| WHAT THE EXERCISE ASKS |
The lines to copy are those in the listing below that contain the word "亲子有效沟通与家庭心理沙龙".

| RECORDS SHOWN |
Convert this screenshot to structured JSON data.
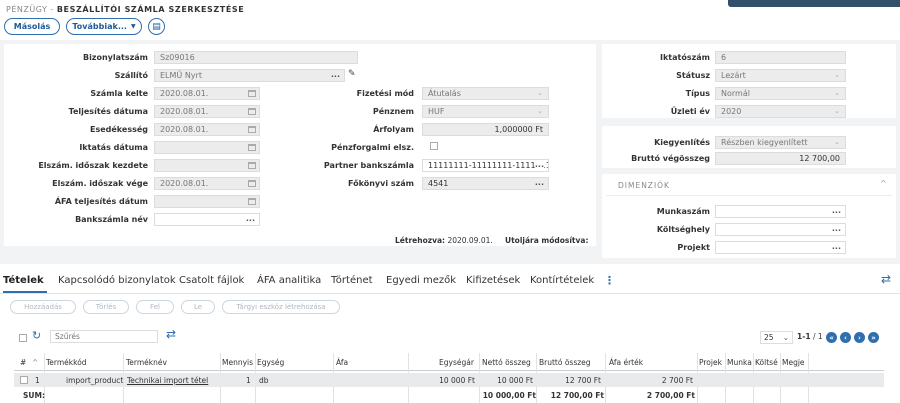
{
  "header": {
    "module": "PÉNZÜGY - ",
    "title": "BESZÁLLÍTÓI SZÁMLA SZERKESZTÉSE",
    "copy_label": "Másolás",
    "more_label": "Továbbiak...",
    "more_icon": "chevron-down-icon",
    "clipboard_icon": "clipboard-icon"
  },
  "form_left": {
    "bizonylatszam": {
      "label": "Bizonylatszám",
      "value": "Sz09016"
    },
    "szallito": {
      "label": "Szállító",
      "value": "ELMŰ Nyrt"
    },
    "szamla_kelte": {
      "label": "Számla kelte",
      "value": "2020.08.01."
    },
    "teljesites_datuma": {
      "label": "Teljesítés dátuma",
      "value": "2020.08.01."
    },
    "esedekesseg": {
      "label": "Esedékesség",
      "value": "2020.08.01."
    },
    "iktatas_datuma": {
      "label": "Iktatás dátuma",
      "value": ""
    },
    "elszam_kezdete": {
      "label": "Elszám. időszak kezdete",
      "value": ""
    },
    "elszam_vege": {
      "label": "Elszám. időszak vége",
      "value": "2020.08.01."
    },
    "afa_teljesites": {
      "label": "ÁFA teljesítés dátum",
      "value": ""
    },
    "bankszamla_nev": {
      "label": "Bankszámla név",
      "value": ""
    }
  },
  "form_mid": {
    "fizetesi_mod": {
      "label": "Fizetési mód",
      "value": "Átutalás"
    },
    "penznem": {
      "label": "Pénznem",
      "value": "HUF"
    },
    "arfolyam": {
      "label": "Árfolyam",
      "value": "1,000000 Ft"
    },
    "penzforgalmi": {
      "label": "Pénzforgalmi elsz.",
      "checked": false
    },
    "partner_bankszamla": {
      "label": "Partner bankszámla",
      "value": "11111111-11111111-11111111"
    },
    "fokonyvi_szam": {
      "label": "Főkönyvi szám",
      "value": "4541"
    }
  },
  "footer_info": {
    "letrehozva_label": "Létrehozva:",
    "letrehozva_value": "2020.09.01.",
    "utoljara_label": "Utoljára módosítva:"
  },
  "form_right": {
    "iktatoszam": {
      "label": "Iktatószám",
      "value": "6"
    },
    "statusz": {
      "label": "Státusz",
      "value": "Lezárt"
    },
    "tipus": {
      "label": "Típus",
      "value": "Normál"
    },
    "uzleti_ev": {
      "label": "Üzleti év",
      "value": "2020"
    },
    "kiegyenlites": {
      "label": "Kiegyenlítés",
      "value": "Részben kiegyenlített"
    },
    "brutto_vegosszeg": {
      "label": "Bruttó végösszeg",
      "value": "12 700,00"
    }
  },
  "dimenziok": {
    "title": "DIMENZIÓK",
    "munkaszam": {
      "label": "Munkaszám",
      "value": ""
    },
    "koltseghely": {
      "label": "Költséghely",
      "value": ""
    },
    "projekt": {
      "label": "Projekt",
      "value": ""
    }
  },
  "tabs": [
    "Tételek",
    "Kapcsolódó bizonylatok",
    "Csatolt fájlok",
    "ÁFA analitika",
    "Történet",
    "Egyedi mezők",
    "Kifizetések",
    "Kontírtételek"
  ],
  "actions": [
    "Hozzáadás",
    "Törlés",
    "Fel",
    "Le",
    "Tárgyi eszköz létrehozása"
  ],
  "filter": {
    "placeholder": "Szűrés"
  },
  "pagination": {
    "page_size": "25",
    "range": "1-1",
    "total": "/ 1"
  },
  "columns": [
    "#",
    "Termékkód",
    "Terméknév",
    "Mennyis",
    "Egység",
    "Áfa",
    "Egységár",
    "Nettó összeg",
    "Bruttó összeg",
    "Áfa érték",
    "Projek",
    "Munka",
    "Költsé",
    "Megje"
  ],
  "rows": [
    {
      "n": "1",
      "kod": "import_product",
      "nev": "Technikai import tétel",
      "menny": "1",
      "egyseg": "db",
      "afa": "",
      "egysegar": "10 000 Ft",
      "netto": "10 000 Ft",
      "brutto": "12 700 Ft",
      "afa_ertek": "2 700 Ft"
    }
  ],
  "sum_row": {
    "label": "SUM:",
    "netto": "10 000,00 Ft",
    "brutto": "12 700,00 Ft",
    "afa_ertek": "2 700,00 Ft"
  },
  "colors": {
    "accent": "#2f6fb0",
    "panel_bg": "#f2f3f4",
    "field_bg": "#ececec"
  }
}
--
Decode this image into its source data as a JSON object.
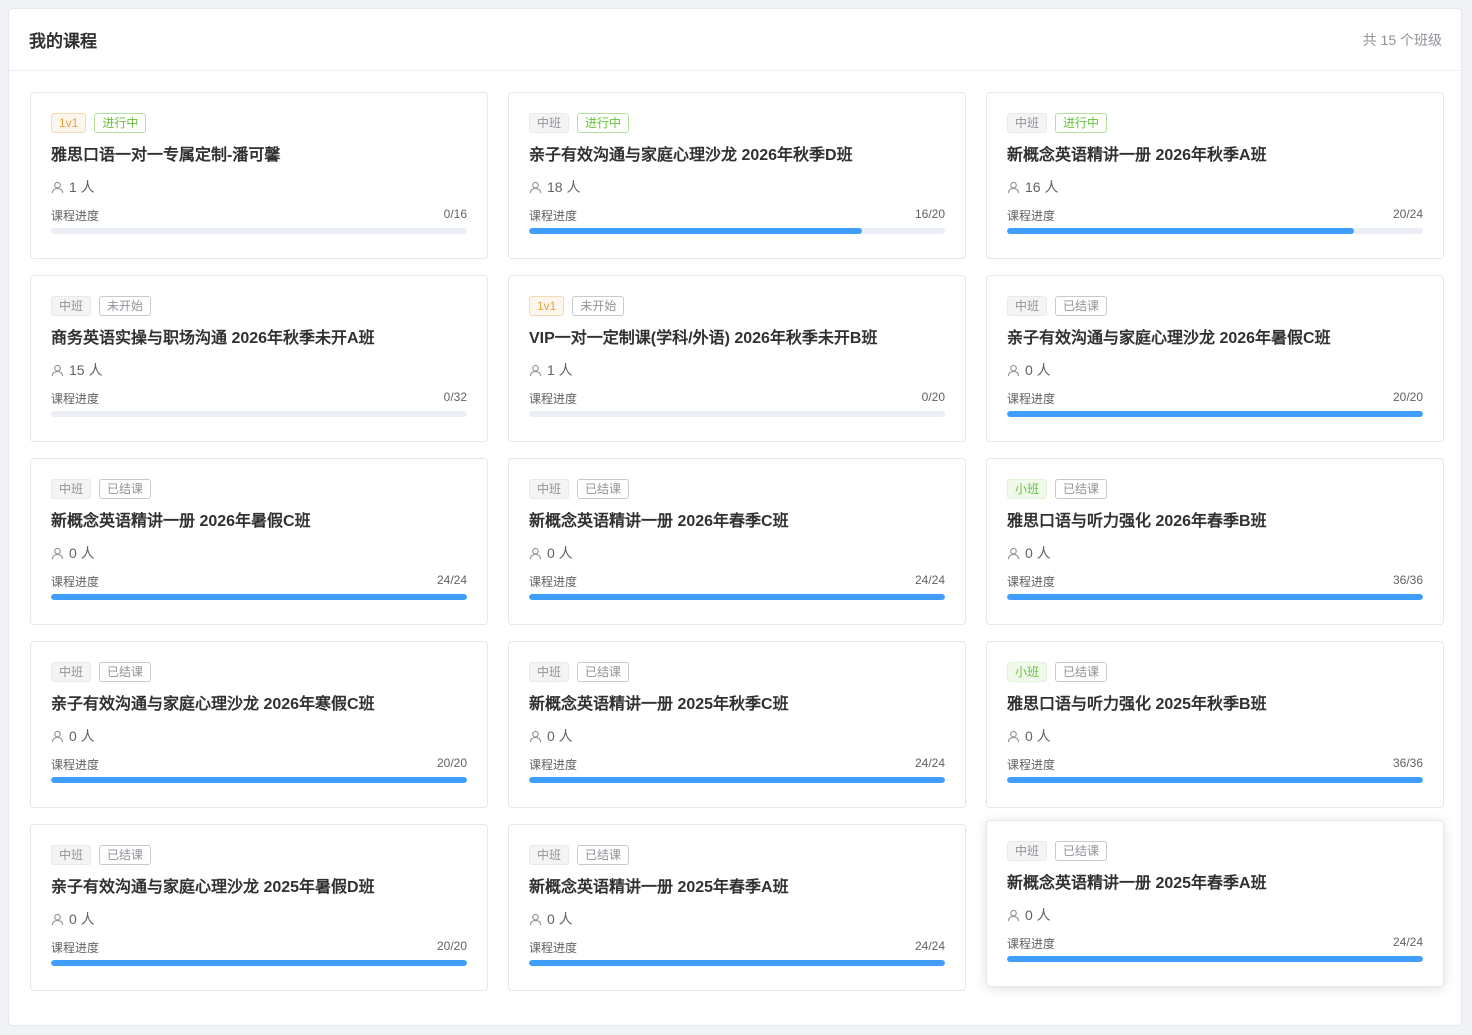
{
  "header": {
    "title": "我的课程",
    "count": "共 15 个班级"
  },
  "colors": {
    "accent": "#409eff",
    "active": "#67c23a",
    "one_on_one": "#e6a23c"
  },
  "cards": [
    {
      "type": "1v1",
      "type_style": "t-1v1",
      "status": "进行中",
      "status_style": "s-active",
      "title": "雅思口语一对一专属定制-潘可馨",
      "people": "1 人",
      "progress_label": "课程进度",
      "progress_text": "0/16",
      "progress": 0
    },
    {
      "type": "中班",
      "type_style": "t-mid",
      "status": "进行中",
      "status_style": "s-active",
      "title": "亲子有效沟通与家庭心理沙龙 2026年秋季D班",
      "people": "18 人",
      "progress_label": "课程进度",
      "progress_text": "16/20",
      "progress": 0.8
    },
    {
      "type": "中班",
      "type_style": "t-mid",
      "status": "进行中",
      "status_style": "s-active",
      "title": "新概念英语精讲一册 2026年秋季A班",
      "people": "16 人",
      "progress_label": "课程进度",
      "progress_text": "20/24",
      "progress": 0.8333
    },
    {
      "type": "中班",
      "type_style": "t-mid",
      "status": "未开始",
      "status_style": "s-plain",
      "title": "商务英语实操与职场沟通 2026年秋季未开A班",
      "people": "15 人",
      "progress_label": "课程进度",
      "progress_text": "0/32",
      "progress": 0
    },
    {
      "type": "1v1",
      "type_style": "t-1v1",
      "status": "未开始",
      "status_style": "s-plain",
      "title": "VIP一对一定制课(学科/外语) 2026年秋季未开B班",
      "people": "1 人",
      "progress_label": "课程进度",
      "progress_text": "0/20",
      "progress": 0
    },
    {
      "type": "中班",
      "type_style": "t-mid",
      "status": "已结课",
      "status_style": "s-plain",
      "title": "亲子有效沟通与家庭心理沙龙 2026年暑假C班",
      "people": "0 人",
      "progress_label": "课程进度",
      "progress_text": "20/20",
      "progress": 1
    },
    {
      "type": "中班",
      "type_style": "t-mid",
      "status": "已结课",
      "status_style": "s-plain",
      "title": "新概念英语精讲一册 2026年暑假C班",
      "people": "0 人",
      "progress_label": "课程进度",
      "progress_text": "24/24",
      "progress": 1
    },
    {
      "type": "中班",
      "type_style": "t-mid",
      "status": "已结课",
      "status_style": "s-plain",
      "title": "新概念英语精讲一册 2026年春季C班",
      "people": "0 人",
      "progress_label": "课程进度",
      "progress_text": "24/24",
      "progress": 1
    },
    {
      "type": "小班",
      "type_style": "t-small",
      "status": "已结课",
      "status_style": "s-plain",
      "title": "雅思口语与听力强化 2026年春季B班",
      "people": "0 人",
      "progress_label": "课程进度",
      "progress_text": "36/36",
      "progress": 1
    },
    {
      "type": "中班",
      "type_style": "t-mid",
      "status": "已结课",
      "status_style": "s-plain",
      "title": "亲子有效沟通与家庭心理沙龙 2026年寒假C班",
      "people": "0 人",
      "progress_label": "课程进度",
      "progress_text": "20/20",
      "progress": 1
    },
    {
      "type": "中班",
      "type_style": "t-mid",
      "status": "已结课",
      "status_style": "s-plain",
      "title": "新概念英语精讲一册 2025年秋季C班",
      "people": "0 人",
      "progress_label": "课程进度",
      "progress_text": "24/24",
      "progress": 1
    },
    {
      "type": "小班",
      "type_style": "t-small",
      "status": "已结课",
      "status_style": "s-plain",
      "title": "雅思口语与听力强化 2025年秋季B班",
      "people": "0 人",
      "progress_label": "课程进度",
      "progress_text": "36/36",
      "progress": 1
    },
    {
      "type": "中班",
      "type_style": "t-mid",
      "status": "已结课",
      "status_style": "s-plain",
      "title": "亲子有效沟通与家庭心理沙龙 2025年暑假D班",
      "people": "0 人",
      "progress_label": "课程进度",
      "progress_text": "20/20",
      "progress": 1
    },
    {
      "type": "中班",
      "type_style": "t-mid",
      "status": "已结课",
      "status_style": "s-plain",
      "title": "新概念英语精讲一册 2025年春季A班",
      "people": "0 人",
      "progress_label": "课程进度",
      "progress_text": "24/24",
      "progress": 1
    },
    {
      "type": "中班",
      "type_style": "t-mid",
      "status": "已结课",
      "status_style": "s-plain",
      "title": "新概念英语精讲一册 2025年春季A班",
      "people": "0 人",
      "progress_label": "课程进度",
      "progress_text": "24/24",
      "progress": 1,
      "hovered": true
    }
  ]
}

| RESULT |
      "title": "亲子有效沟通与家庭心理沙龙 2026年秋季D班",
      "title": "亲子有效沟通与家庭心理沙龙 2026年暑假C班",
      "title": "亲子有效沟通与家庭心理沙龙 2026年寒假C班",
      "title": "亲子有效沟通与家庭心理沙龙 2025年暑假D班",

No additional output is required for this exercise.